I did follow your explanation but got one point to confirm.
Does it means that if your Derived class has a default constructor still it will go up the heirarchy(ONLY to the IMMEDIATE super class)and call the super class constructor implicitly and then its own constructor the way Paul's(OUR BARTENDER) example shows the output.And accordingly the derived class constructors will behave.
Therefore the following implies:
IF SUPER CLASS CONSTRUCTORS ARE:
1.PRIVATE => cannot instantiate subclass
2.PROTECTED=> cannot instantiate subclass
3.DEFAULT=>can instantiate subclass
4.PUBLIC=>can instantiate subclass
(Ofcourse the same will apply to the super class as well.)
Thanks,
Kavita.
sandeep bagati
Ranch Hand

Joined: Feb 22, 2001
Posts: 62
Originally posted by Kavita Ghia:

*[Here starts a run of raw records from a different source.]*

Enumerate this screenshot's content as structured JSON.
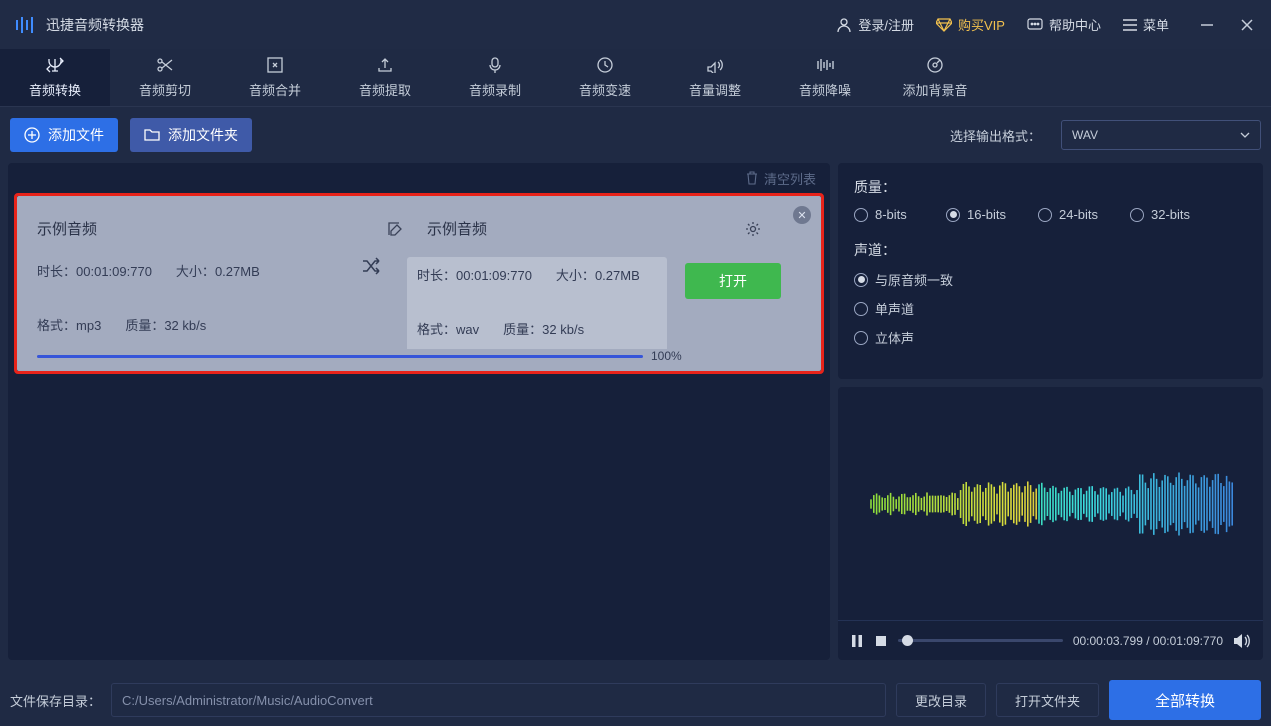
{
  "header": {
    "app_title": "迅捷音频转换器",
    "login": "登录/注册",
    "vip": "购买VIP",
    "help": "帮助中心",
    "menu": "菜单"
  },
  "toolbar": [
    {
      "label": "音频转换",
      "active": true
    },
    {
      "label": "音频剪切",
      "active": false
    },
    {
      "label": "音频合并",
      "active": false
    },
    {
      "label": "音频提取",
      "active": false
    },
    {
      "label": "音频录制",
      "active": false
    },
    {
      "label": "音频变速",
      "active": false
    },
    {
      "label": "音量调整",
      "active": false
    },
    {
      "label": "音频降噪",
      "active": false
    },
    {
      "label": "添加背景音",
      "active": false
    }
  ],
  "actions": {
    "add_file": "添加文件",
    "add_folder": "添加文件夹",
    "output_format_label": "选择输出格式：",
    "output_format_value": "WAV"
  },
  "list": {
    "clear_label": "清空列表",
    "item": {
      "src_title": "示例音频",
      "dst_title": "示例音频",
      "src_duration_label": "时长：",
      "src_duration": "00:01:09:770",
      "src_size_label": "大小：",
      "src_size": "0.27MB",
      "src_format_label": "格式：",
      "src_format": "mp3",
      "src_quality_label": "质量：",
      "src_quality": "32 kb/s",
      "dst_duration_label": "时长：",
      "dst_duration": "00:01:09:770",
      "dst_size_label": "大小：",
      "dst_size": "0.27MB",
      "dst_format_label": "格式：",
      "dst_format": "wav",
      "dst_quality_label": "质量：",
      "dst_quality": "32 kb/s",
      "open_label": "打开",
      "progress_pct": "100%"
    }
  },
  "settings": {
    "quality": {
      "title": "质量：",
      "options": [
        "8-bits",
        "16-bits",
        "24-bits",
        "32-bits"
      ],
      "selected": "16-bits"
    },
    "channel": {
      "title": "声道：",
      "options": [
        "与原音频一致",
        "单声道",
        "立体声"
      ],
      "selected": "与原音频一致"
    }
  },
  "player": {
    "current": "00:00:03.799",
    "total": "00:01:09:770"
  },
  "footer": {
    "save_label": "文件保存目录：",
    "save_path": "C:/Users/Administrator/Music/AudioConvert",
    "change_dir": "更改目录",
    "open_folder": "打开文件夹",
    "convert_all": "全部转换"
  }
}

Hi Sandeep,
I did follow your explanation but got one point to confirm.
Does it means that if your Derived class has a default constructor still it will go up the heirarchy(ONLY to the IMMEDIATE super class)and call the super class constructor implicitly and then its own constructor the way Paul's(OUR BARTENDER) example shows the output.And accordingly the derived class constructors will behave.
Therefore the following implies:
IF SUPER CLASS CONSTRUCTORS ARE:
1.PRIVATE => cannot instantiate subclass
2.PROTECTED=> cannot instantiate subclass
3.DEFAULT=>can instantiate subclass
4.PUBLIC=>can instantiate subclass
(Ofcourse the same will apply to the super class as well.)
Thanks,
Kavita.

yah it has to follow the ladder.
Now if we have got just a private Constructor in a class we can never instantiate it.A Good example is the MATH class in api.Check out if u can instantiate it.And then read the Constructor(s) of math class in api.
Second thing if u have got a only a Constructor with a default access specifier u can never subclass it outside the package.
Yah same rules as functions apply here.
But one thing modifiers like static,native etc dont have any relevence to constructors and hence u can not use them
And one more thing if u have got something like this native void A(){} Where A is the class name A() is a function here.I think the return Type differentiates the two cases.
sandeep
 
It is sorta covered in the JavaRanch Style Guide.
 
subject: Inheritance